Hell is a very controversial topic these days. People don’t like to talk about hell. They don’t want to know what happens after they die, they want to live for now; even if it does have its repercussions. Personally I think that America as a whole is getting a little sloppy when it comes to really getting down into the nitty gritty of the Bible. If we can’t go to church in a snuggie, mooch some donuts off the minister, and sit in a plush recliner to listen to a sermon on how we should love our neighbors, we’re not going!
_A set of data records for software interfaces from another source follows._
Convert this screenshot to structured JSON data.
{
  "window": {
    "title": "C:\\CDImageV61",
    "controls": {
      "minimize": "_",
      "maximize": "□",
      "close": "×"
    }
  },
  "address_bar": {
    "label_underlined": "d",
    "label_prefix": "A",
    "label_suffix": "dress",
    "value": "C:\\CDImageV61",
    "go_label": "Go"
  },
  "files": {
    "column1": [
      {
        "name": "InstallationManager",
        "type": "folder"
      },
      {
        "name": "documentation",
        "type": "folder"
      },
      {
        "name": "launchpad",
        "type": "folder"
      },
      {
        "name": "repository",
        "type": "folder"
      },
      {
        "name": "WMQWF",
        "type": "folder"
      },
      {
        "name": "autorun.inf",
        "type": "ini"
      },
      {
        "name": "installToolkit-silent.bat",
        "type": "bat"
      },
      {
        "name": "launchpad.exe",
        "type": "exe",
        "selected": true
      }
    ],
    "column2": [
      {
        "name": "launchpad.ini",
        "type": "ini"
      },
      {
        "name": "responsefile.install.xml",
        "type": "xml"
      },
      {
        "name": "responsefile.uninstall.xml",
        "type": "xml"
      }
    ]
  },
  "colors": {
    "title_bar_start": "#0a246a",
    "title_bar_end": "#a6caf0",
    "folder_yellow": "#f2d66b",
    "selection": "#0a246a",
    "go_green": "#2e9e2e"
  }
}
Or, at least, most of us aren’t. Books like “Love Wins” from Rob Bell are becoming prominent in our culture, promising the public that God is too nice to condemn someone to hell, and in the end, we’ll all be saved. There are, however, the rare few, like myself, who are confrontationalists. Who take the issues head-on, and do not stray from the hard questions. Those who are not afraid to call out those false-prophets when they see them, and most people don’t like that too much.
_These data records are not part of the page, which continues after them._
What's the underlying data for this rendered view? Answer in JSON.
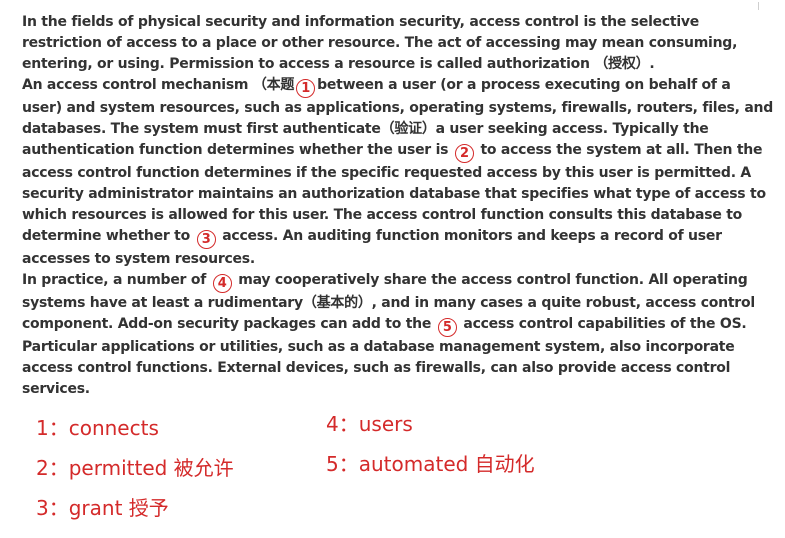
{
  "passage": {
    "p1": "In the fields of physical security and information security, access control is the selective restriction of access to a place or other resource. The act of accessing may mean consuming, entering, or using. Permission to access a resource is called authorization （授权）.",
    "p2_a": "An access control mechanism （本题",
    "p2_b": "between a user (or a process executing on behalf of a user) and system resources, such as applications, operating systems, firewalls, routers, files, and databases. The system must first authenticate（验证）a user seeking access. Typically the authentication function determines whether the user is",
    "p2_c": "to access the system at all. Then the access control function determines if the specific requested access by this user is permitted. A security administrator maintains an authorization database that specifies what type of access to which resources is allowed for this user. The access control function consults this database to determine whether to",
    "p2_d": "access. An auditing function monitors and keeps a record of user accesses to system resources.",
    "p3_a": "In practice, a number of",
    "p3_b": "may cooperatively share the access control function. All operating systems have at least a rudimentary（基本的）, and in many cases a quite robust, access control component. Add-on security packages can add to the",
    "p3_c": "access control capabilities of the OS. Particular applications or utilities, such as a database management system, also incorporate access control functions. External devices, such as firewalls, can also provide access control services."
  },
  "blanks": {
    "b1": "1",
    "b2": "2",
    "b3": "3",
    "b4": "4",
    "b5": "5"
  },
  "answers": {
    "a1": "1：connects",
    "a2": "2：permitted 被允许",
    "a3": "3：grant 授予",
    "a4": "4：users",
    "a5": "5：automated 自动化"
  }
}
Let’s get one thing straight: there is nothing moderate about hell. If the true extent of danger is not declared, the urgent call away from that danger will not be understood. If there is no fear of the Hell I deserve for my sin, then I will never hunger for grace. It’s a counterbalance; an equal moderation. Whilst searching the web for scripture and quotes for this essay, I chanced a great quote from a man named D A Carson. He says:
“We cherish the indiscipline of lost self-control and call it relaxation; we slouch toward prayerlessness and delude ourselves into thinking we have escaped legalism; we slide toward godlessness and convince ourselves we have been liberated."
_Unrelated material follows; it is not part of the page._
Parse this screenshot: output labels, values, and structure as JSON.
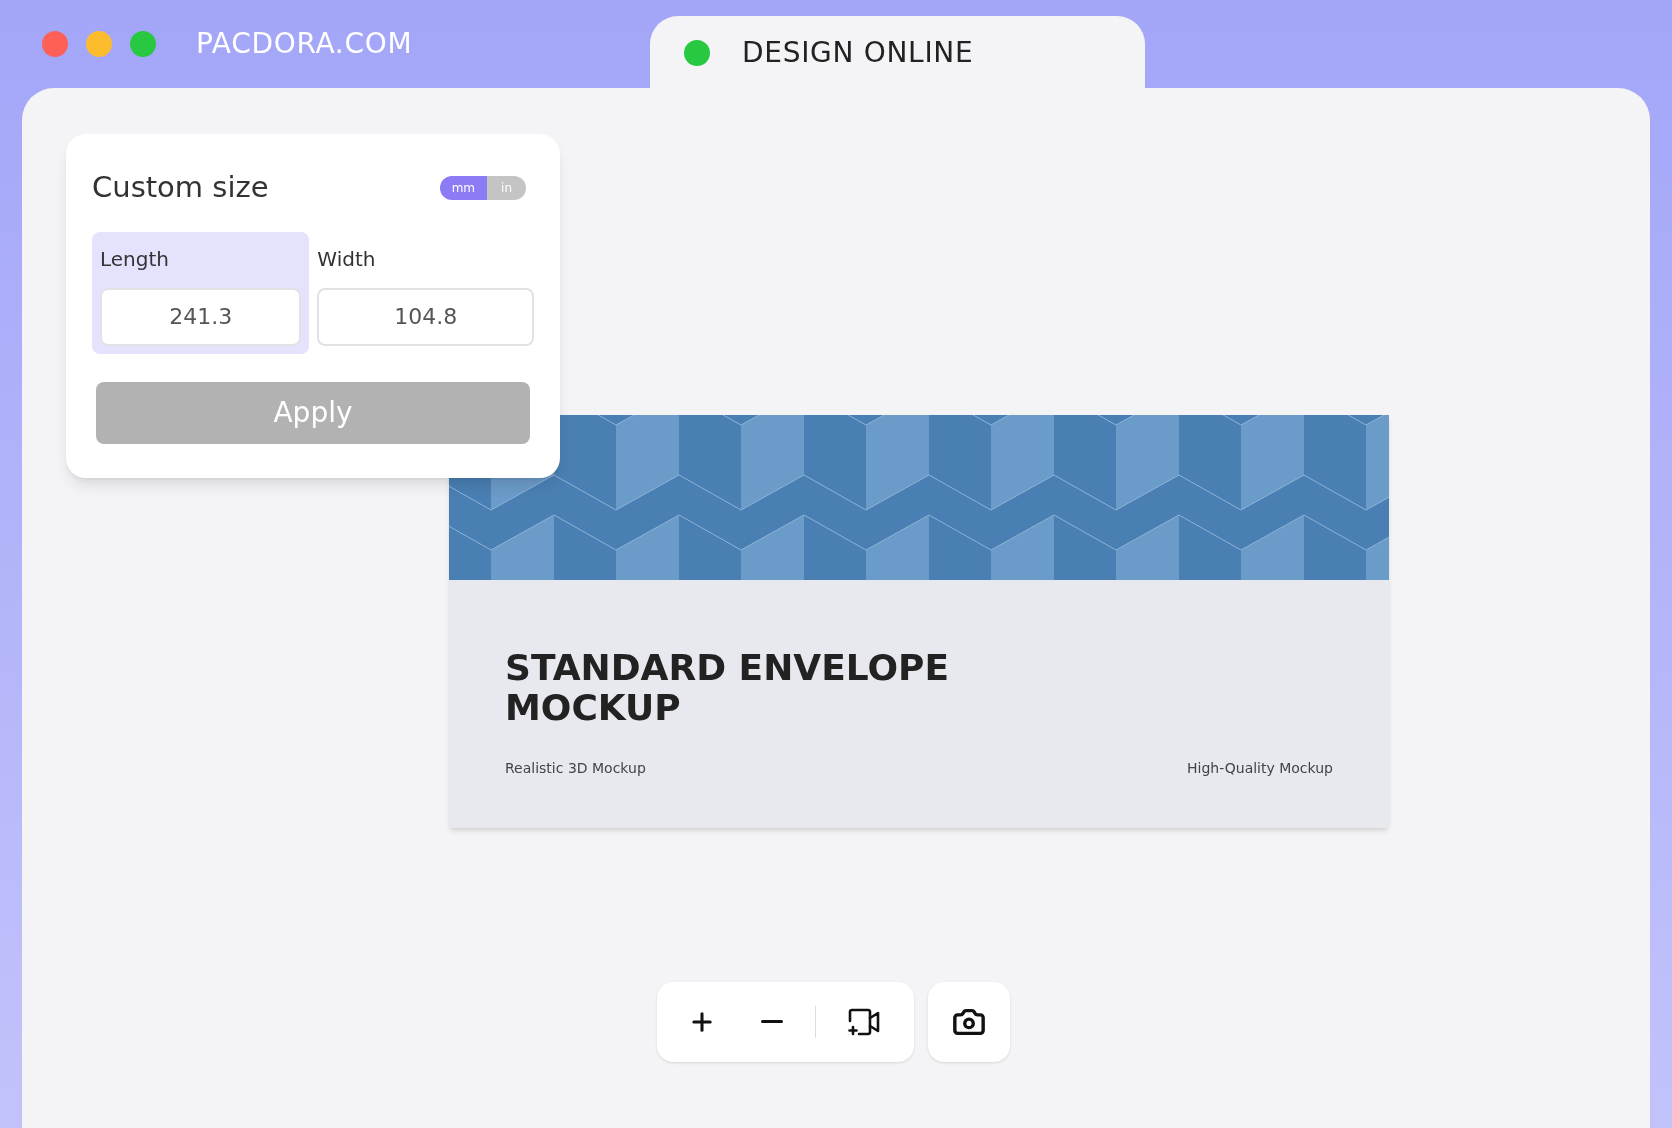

Now, I’ve never heard of anyone by the name of D A Carson, but I agree with this obvious Scripturally-educated man. In 2 Peter 2 it says this:
“While promising them liberty, they themselves are the slaves of corruption, for by what a man is overcome, by that is he brought into bondage.”
False freedoms are found over centuries, in hundreds of historical writings, and in every country. Political leaders have long since used this tactic to ensure votes from their governed. Many people don’t even catch it. Karl Marx, the founder of Marxism (the original idea behind Communism), once said in an address:
“Workers of the world unite! You have nothing to lose but your shackles!”
And well, they did unite. But, as the history books say, the Marxist “liberation “, resulted in 70 years of slavery for Russia and the subjugation of her neighbors. Nice one, Karl.
So, I think the topic of hell and damnation should be discussed in every church, with all age groups, and all mindsets. There is not one person in the entire world that will not benefit from a hellfire and brimstone sermon. But, if being told that you are a sinful creature deserving of hell by your pastor isn’t your thing, you could always just read Revelation and hear it for yourself. Revelation is basically one big, hellfire and brimstone sermon. Fire and brimstone frequently appear as agents of divine wrath throughout the book mostly in chapters 19–21, where the devil and the ungodly are cast into a lake of fire and brimstone as an eternal punishment:
“But the cowardly, the unbelieving, the vile, the murderers, the sexually immoral, those who practice magic arts, the idolaters and all liars—they will be consigned to the fiery lake of burning sulfur. This is the second death.”
- Rev. 21:8
Who of us has ever been cowardly? Who has ever had any doubts? Who of us can say in truth that they have never lied? None.
“For all have sinned and fall short of the glory of God.”
In conclusion, hellfire and brimstone sermons are both effective and inspirational. They change lives and convert souls in ways that most things can’t. I can’t help but think of “The Minister’s Black Veil” in the way that most times, us sinners need something spectacularly un-ordinary to wake us to the fact that we are wallowing in sin and have no exit strategy. Hellfire and brimstone sermons do not only show us how horrible and hideous hell is, but they also open our eyes to how much we really need God’s gift of everlasting grace. And frankly, I think that’s worth listening to.